## Your task
Word for word, return every record that follows.

## Task data
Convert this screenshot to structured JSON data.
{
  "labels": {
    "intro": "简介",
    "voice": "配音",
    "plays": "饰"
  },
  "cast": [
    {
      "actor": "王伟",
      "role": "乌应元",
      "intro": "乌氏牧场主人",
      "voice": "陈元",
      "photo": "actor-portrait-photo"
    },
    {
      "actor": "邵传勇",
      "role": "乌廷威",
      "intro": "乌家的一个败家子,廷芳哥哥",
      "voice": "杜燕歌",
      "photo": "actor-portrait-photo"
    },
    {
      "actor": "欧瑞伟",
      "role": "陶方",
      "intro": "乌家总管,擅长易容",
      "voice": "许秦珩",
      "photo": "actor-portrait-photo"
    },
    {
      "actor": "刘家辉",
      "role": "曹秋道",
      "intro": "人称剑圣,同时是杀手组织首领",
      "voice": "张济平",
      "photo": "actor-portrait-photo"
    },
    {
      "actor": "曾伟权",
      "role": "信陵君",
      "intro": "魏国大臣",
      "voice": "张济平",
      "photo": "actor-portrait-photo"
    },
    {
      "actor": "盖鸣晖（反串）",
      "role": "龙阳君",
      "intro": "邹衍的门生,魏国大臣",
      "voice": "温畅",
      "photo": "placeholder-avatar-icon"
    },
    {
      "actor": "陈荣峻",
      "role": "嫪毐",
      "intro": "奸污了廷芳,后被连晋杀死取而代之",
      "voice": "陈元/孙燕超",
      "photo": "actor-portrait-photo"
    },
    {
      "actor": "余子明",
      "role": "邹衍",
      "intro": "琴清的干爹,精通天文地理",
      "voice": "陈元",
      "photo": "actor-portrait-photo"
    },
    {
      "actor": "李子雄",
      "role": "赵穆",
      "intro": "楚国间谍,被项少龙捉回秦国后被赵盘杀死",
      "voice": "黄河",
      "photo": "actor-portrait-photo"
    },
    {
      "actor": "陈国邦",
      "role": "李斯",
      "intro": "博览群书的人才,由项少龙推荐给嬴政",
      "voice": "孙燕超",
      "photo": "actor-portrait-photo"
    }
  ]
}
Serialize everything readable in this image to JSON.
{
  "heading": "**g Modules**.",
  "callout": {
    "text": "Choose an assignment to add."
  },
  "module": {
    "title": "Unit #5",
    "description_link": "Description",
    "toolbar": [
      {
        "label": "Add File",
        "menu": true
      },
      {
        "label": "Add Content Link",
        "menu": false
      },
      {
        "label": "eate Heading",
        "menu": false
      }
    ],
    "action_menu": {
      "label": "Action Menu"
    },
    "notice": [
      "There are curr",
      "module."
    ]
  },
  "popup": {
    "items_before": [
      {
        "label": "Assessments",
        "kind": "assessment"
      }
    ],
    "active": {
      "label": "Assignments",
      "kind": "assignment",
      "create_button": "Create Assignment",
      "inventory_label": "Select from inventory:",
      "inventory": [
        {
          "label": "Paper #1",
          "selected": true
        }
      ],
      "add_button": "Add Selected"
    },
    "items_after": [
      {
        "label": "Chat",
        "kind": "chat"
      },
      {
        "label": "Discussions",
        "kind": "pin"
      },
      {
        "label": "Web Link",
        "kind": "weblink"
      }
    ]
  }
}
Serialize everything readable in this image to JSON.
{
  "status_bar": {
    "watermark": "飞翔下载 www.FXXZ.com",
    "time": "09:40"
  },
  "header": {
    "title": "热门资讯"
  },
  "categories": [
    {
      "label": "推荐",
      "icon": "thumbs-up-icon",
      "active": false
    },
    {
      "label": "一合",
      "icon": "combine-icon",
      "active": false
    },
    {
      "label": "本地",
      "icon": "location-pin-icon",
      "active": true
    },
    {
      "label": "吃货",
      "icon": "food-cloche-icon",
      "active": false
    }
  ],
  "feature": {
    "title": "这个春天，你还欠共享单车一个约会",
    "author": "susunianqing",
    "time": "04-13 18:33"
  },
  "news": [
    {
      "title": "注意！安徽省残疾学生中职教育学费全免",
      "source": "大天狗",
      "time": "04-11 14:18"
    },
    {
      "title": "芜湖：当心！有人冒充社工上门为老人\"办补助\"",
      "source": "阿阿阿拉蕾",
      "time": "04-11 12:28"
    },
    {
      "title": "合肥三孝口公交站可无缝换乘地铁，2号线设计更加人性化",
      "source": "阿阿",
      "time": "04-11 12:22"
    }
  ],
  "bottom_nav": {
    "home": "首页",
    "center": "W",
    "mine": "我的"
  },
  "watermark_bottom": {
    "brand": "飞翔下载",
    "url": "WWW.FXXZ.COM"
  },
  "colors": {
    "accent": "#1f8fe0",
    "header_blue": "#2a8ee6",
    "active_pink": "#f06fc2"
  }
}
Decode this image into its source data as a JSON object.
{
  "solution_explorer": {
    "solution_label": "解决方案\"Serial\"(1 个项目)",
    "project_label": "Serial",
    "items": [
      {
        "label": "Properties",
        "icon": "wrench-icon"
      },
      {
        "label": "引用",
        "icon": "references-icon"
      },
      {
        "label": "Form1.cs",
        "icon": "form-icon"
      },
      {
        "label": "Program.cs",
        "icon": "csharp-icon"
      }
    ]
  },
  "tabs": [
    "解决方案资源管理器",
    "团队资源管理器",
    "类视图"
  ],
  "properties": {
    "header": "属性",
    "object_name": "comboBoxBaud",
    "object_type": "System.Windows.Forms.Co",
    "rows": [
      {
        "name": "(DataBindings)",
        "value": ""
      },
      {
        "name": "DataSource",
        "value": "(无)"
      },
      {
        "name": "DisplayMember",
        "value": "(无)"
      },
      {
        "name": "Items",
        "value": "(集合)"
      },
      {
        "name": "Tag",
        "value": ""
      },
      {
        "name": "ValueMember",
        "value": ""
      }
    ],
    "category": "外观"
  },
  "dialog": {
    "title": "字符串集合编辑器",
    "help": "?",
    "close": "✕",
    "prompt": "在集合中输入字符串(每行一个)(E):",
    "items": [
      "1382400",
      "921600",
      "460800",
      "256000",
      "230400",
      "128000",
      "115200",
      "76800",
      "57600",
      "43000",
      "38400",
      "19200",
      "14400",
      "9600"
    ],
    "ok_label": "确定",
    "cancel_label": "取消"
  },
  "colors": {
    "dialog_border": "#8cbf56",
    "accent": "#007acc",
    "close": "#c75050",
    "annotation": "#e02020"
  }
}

## Written solution
Convert this screenshot to structured JSON data.
{
  "labels": {
    "intro": "简介",
    "voice": "配音",
    "plays": "饰"
  },
  "cast": [
    {
      "actor": "王伟",
      "role": "乌应元",
      "intro": "乌氏牧场主人",
      "voice": "陈元",
      "photo": "actor-portrait-photo"
    },
    {
      "actor": "邵传勇",
      "role": "乌廷威",
      "intro": "乌家的一个败家子,廷芳哥哥",
      "voice": "杜燕歌",
      "photo": "actor-portrait-photo"
    },
    {
      "actor": "欧瑞伟",
      "role": "陶方",
      "intro": "乌家总管,擅长易容",
      "voice": "许秦珩",
      "photo": "actor-portrait-photo"
    },
    {
      "actor": "刘家辉",
      "role": "曹秋道",
      "intro": "人称剑圣,同时是杀手组织首领",
      "voice": "张济平",
      "photo": "actor-portrait-photo"
    },
    {
      "actor": "曾伟权",
      "role": "信陵君",
      "intro": "魏国大臣",
      "voice": "张济平",
      "photo": "actor-portrait-photo"
    },
    {
      "actor": "盖鸣晖（反串）",
      "role": "龙阳君",
      "intro": "邹衍的门生,魏国大臣",
      "voice": "温畅",
      "photo": "placeholder-avatar-icon"
    },
    {
      "actor": "陈荣峻",
      "role": "嫪毐",
      "intro": "奸污了廷芳,后被连晋杀死取而代之",
      "voice": "陈元/孙燕超",
      "photo": "actor-portrait-photo"
    },
    {
      "actor": "余子明",
      "role": "邹衍",
      "intro": "琴清的干爹,精通天文地理",
      "voice": "陈元",
      "photo": "actor-portrait-photo"
    },
    {
      "actor": "李子雄",
      "role": "赵穆",
      "intro": "楚国间谍,被项少龙捉回秦国后被赵盘杀死",
      "voice": "黄河",
      "photo": "actor-portrait-photo"
    },
    {
      "actor": "陈国邦",
      "role": "李斯",
      "intro": "博览群书的人才,由项少龙推荐给嬴政",
      "voice": "孙燕超",
      "photo": "actor-portrait-photo"
    }
  ]
}
Serialize everything readable in this image to JSON.
{
  "heading": "**g Modules**.",
  "callout": {
    "text": "Choose an assignment to add."
  },
  "module": {
    "title": "Unit #5",
    "description_link": "Description",
    "toolbar": [
      {
        "label": "Add File",
        "menu": true
      },
      {
        "label": "Add Content Link",
        "menu": false
      },
      {
        "label": "eate Heading",
        "menu": false
      }
    ],
    "action_menu": {
      "label": "Action Menu"
    },
    "notice": [
      "There are curr",
      "module."
    ]
  },
  "popup": {
    "items_before": [
      {
        "label": "Assessments",
        "kind": "assessment"
      }
    ],
    "active": {
      "label": "Assignments",
      "kind": "assignment",
      "create_button": "Create Assignment",
      "inventory_label": "Select from inventory:",
      "inventory": [
        {
          "label": "Paper #1",
          "selected": true
        }
      ],
      "add_button": "Add Selected"
    },
    "items_after": [
      {
        "label": "Chat",
        "kind": "chat"
      },
      {
        "label": "Discussions",
        "kind": "pin"
      },
      {
        "label": "Web Link",
        "kind": "weblink"
      }
    ]
  }
}
Serialize everything readable in this image to JSON.
{
  "status_bar": {
    "watermark": "飞翔下载 www.FXXZ.com",
    "time": "09:40"
  },
  "header": {
    "title": "热门资讯"
  },
  "categories": [
    {
      "label": "推荐",
      "icon": "thumbs-up-icon",
      "active": false
    },
    {
      "label": "一合",
      "icon": "combine-icon",
      "active": false
    },
    {
      "label": "本地",
      "icon": "location-pin-icon",
      "active": true
    },
    {
      "label": "吃货",
      "icon": "food-cloche-icon",
      "active": false
    }
  ],
  "feature": {
    "title": "这个春天，你还欠共享单车一个约会",
    "author": "susunianqing",
    "time": "04-13 18:33"
  },
  "news": [
    {
      "title": "注意！安徽省残疾学生中职教育学费全免",
      "source": "大天狗",
      "time": "04-11 14:18"
    },
    {
      "title": "芜湖：当心！有人冒充社工上门为老人\"办补助\"",
      "source": "阿阿阿拉蕾",
      "time": "04-11 12:28"
    },
    {
      "title": "合肥三孝口公交站可无缝换乘地铁，2号线设计更加人性化",
      "source": "阿阿",
      "time": "04-11 12:22"
    }
  ],
  "bottom_nav": {
    "home": "首页",
    "center": "W",
    "mine": "我的"
  },
  "watermark_bottom": {
    "brand": "飞翔下载",
    "url": "WWW.FXXZ.COM"
  },
  "colors": {
    "accent": "#1f8fe0",
    "header_blue": "#2a8ee6",
    "active_pink": "#f06fc2"
  }
}
Decode this image into its source data as a JSON object.
{
  "solution_explorer": {
    "solution_label": "解决方案\"Serial\"(1 个项目)",
    "project_label": "Serial",
    "items": [
      {
        "label": "Properties",
        "icon": "wrench-icon"
      },
      {
        "label": "引用",
        "icon": "references-icon"
      },
      {
        "label": "Form1.cs",
        "icon": "form-icon"
      },
      {
        "label": "Program.cs",
        "icon": "csharp-icon"
      }
    ]
  },
  "tabs": [
    "解决方案资源管理器",
    "团队资源管理器",
    "类视图"
  ],
  "properties": {
    "header": "属性",
    "object_name": "comboBoxBaud",
    "object_type": "System.Windows.Forms.Co",
    "rows": [
      {
        "name": "(DataBindings)",
        "value": ""
      },
      {
        "name": "DataSource",
        "value": "(无)"
      },
      {
        "name": "DisplayMember",
        "value": "(无)"
      },
      {
        "name": "Items",
        "value": "(集合)"
      },
      {
        "name": "Tag",
        "value": ""
      },
      {
        "name": "ValueMember",
        "value": ""
      }
    ],
    "category": "外观"
  },
  "dialog": {
    "title": "字符串集合编辑器",
    "help": "?",
    "close": "✕",
    "prompt": "在集合中输入字符串(每行一个)(E):",
    "items": [
      "1382400",
      "921600",
      "460800",
      "256000",
      "230400",
      "128000",
      "115200",
      "76800",
      "57600",
      "43000",
      "38400",
      "19200",
      "14400",
      "9600"
    ],
    "ok_label": "确定",
    "cancel_label": "取消"
  },
  "colors": {
    "dialog_border": "#8cbf56",
    "accent": "#007acc",
    "close": "#c75050",
    "annotation": "#e02020"
  }
}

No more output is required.